CREAN Conference 2018

The impact of children’s rights education and research on policy development

18-19 January 2018
Uni Bastions, University of Geneva, Switzerland

The conference aims to carry on the dialogue on the role and impact of children’s rights education and research on policy development between academia and policy-makers. The conference theme allows bringing together perspectives from academia and professional partners both on children’s rights policy development as well as on academic education and research.

Since the mid-1990s, countries have experienced a significant evolution in their policies dedicated to the implementation of children’s rights. This evolution is mainly characterized by two factors: first, the adoption of the UN Convention on the Rights of the Child (CRC) in 1989 included a broadening of the notion of children’s well-being and has led to a higher attention given to the fulfilment of children’s human rights. Second, policy developments have witnessed an increased endeavour to favour so-called evidence-based policy. Both aspects are concerned with adopting a human rights approach in the development of policies with the intention of making effective decisions for the implementation of children’s human rights, based on the transparent use of scientific knowledge.

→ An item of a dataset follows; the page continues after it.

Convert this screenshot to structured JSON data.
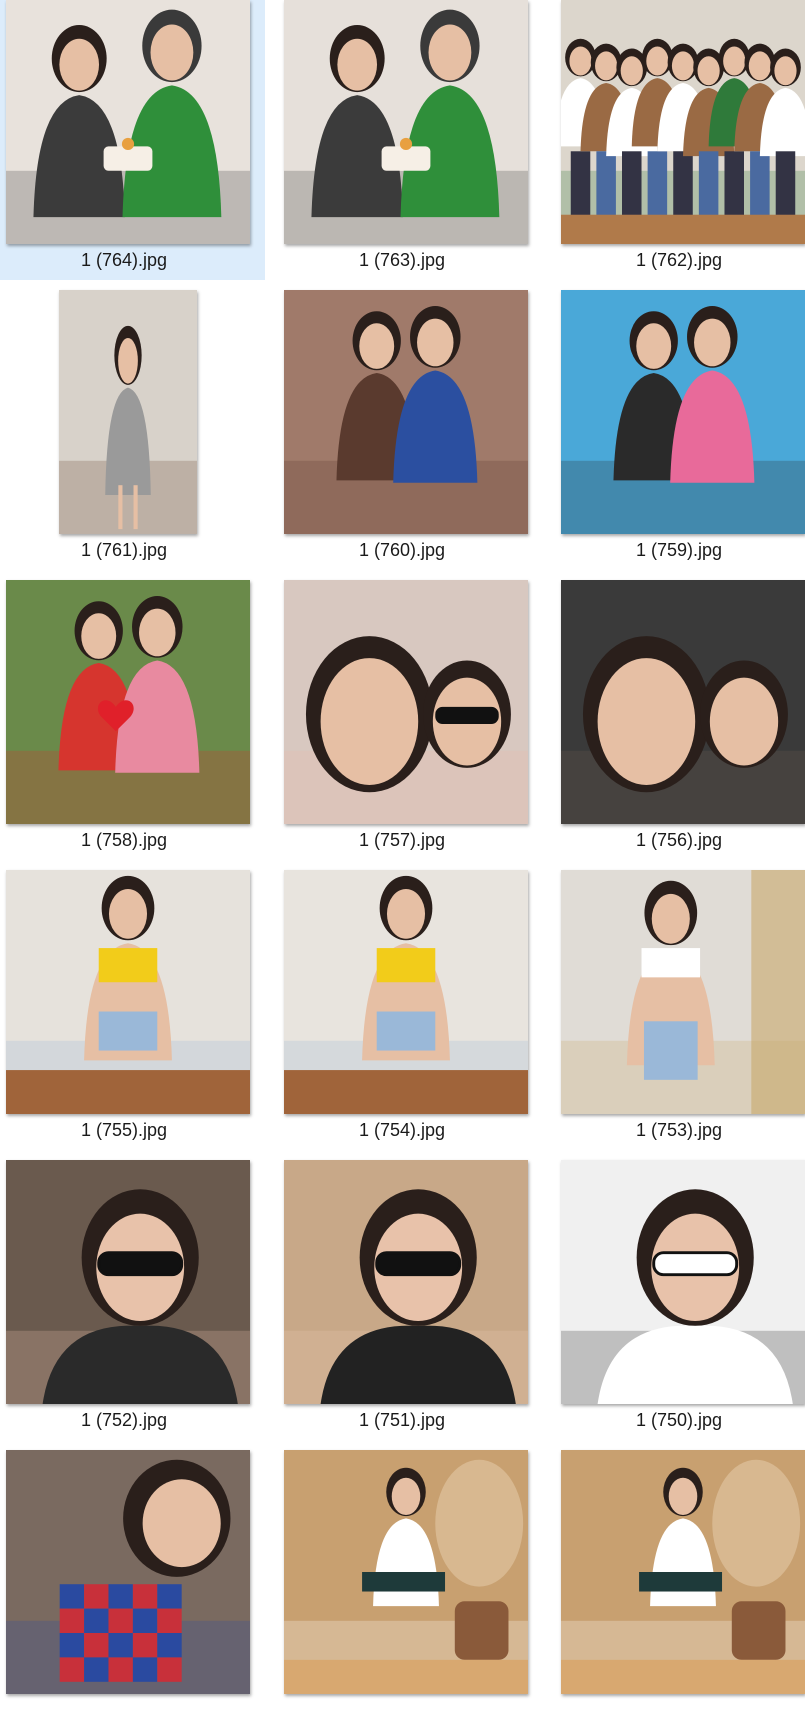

Over the last decades, actors from different sectors have asked for heightened collaboration and partnership between academia and policy-making. Policy makers as well as advocates in favour of strengthening the implementation of the normative framework on children’s rights have been asking researchers to provide support for establishing effective children’s rights policies. Academics have been responding, in various ways and with different degrees of intensity, to these demands, but have also started to look more critically at the normative children’s rights framework itself. They have argued that scientific research not only has a responsibility to respond to demands emanating from policy or advocacy, but have also asked policy makers and advocates to consider findings stemming from their basic research.

To take stock and further examine these developments, this conference focuses on three main areas of discussion:

  1. Policy making needs to be able to rely on robust scientific data and knowledge in order to develop effective and efficient evidence-based policies to implement the children’s rights normative framework;
  2. Academia is increasingly asked to ensure that its education and research programmes resonate with the social and political necessities of their time and that their research findings have sustainable impact;
  3. Knowledge brokering emerges as processes that aim to facilitate the transfer and transformation of scientific knowledge into operational policies, as well as to make academia aware of current social problems.


23 octobre 2017